March 2, 2008

I’ve been slowly nudging a couple of gamer friends who live far away, to grab some headsets and Skype game with me.  As I’m organizing this, I realized there’s this crucial difference in setting up games.

First, unlike playing face to face, I can’t just pull out the books and flip to the awesome stuff and say, “And this is how this game lets you do this, just read these 2 paragraphs” and sell them on it.

Pretty much, it depends on whether the rules are available online, as pdfs or only in hardcopy.   Because that last part?  Means I have to explain each detail of the rules, and I don’t like how when the rules exist only verbally, they become kind of nebulous in peoples’ heads.

The tabletop gaming culture has done well by using the internet to build design communities, or even organize meet-and-play, but not so great at supporting online play.

Basically, the advantage of freeform forum or chat games is that usually whatever explicit rules exist are available online as well as examples of play, whether in the form of the forum itself or irc chat records.   And many set up websites that break down the intro idea of what the game is about, making it easy for newcomers to see what it’s all about.

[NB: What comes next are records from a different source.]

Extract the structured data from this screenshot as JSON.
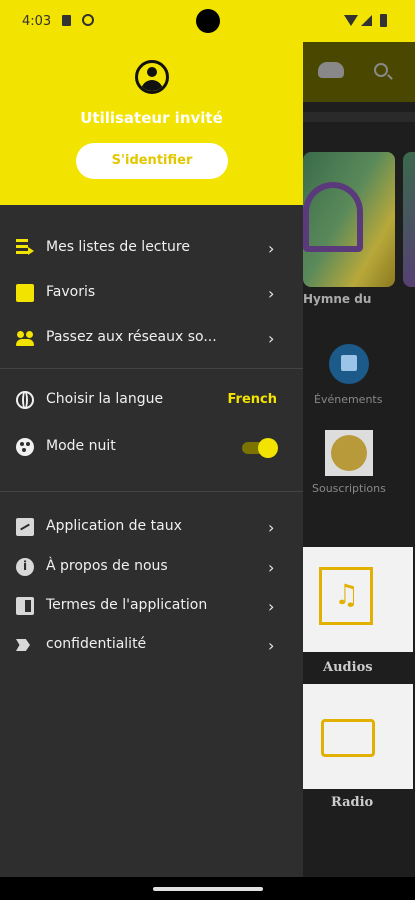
{
  "status_bar": {
    "time": "4:03",
    "icons": [
      "sim-card-icon",
      "download-icon",
      "wifi-icon",
      "signal-icon",
      "battery-icon"
    ]
  },
  "drawer": {
    "user_name": "Utilisateur invité",
    "login_label": "S'identifier",
    "section1": [
      {
        "icon": "playlist-icon",
        "label": "Mes listes de lecture"
      },
      {
        "icon": "favorites-icon",
        "label": "Favoris"
      },
      {
        "icon": "people-icon",
        "label": "Passez aux réseaux so..."
      }
    ],
    "language": {
      "icon": "globe-icon",
      "label": "Choisir la langue",
      "value": "French"
    },
    "night_mode": {
      "icon": "palette-icon",
      "label": "Mode nuit",
      "enabled": true
    },
    "section3": [
      {
        "icon": "rate-icon",
        "label": "Application de taux"
      },
      {
        "icon": "info-icon",
        "label": "À propos de nous"
      },
      {
        "icon": "terms-icon",
        "label": "Termes de l'application"
      },
      {
        "icon": "privacy-icon",
        "label": "confidentialité"
      }
    ]
  },
  "background_app": {
    "card_title": "Hymne du",
    "events_label": "Événements",
    "subscriptions_label": "Souscriptions",
    "audios_label": "Audios",
    "radio_label": "Radio"
  },
  "colors": {
    "accent": "#f2e300",
    "drawer_bg": "#2e2e2e",
    "text": "#f0f0f0"
  }
}
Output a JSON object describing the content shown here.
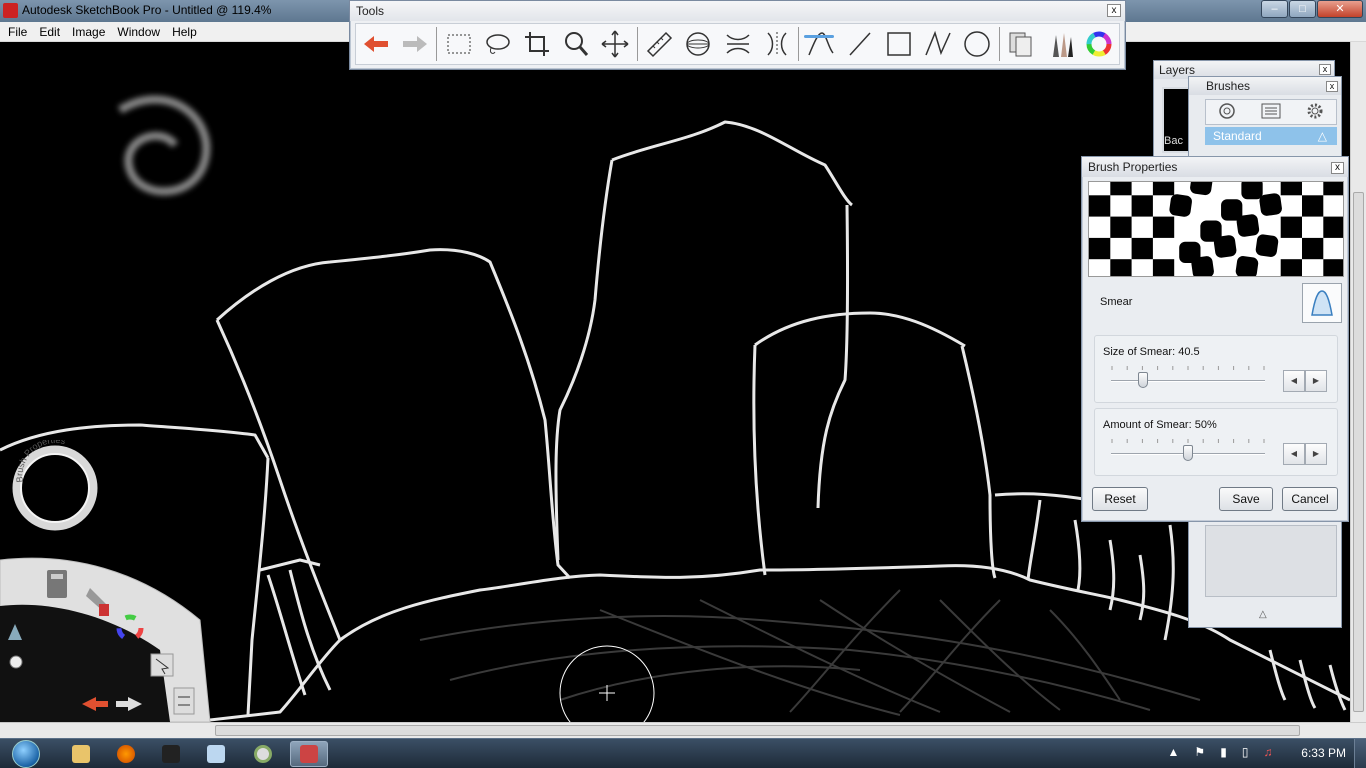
{
  "window": {
    "title": "Autodesk SketchBook Pro - Untitled @ 119.4%",
    "min_label": "–",
    "max_label": "□",
    "close_label": "✕"
  },
  "menu": [
    "File",
    "Edit",
    "Image",
    "Window",
    "Help"
  ],
  "tools_panel": {
    "title": "Tools",
    "close": "x",
    "items": [
      "undo-icon",
      "redo-icon",
      "rectangle-select-icon",
      "lasso-select-icon",
      "crop-icon",
      "zoom-icon",
      "move-icon",
      "ruler-icon",
      "ellipse-guide-icon",
      "symmetry-x-icon",
      "symmetry-y-icon",
      "pen-stroke-icon",
      "line-icon",
      "rectangle-icon",
      "polyline-icon",
      "ellipse-icon",
      "copy-layers-icon",
      "brushes-icon",
      "color-wheel-icon"
    ]
  },
  "layers_panel": {
    "title": "Layers",
    "close": "x",
    "layer_label": "Bac"
  },
  "brushes_panel": {
    "title": "Brushes",
    "close": "x",
    "set_name": "Standard",
    "icons": [
      "brush-library-icon",
      "brush-settings-icon",
      "brush-gear-icon"
    ]
  },
  "brush_properties": {
    "title": "Brush Properties",
    "close": "x",
    "brush_name": "Smear",
    "size": {
      "label": "Size of Smear: 40.5",
      "value_fraction": 0.21
    },
    "amount": {
      "label": "Amount of Smear: 50%",
      "value_fraction": 0.5
    },
    "buttons": {
      "reset": "Reset",
      "save": "Save",
      "cancel": "Cancel"
    }
  },
  "lagoon": {
    "ring_label": "Brush Properties",
    "icons": [
      "toolbox-icon",
      "brush-icon",
      "color-wheel-icon",
      "cursor-icon",
      "undo-icon",
      "redo-icon",
      "swap-icon"
    ]
  },
  "taskbar": {
    "clock": "6:33 PM",
    "apps": [
      "explorer-icon",
      "firefox-icon",
      "media-icon",
      "notepad-icon",
      "chrome-icon",
      "sketchbook-icon"
    ],
    "active_app": "sketchbook-icon"
  }
}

I guess we’ll be starting with games that I have in more than just hardcopy form, and we’ll see where things go from there.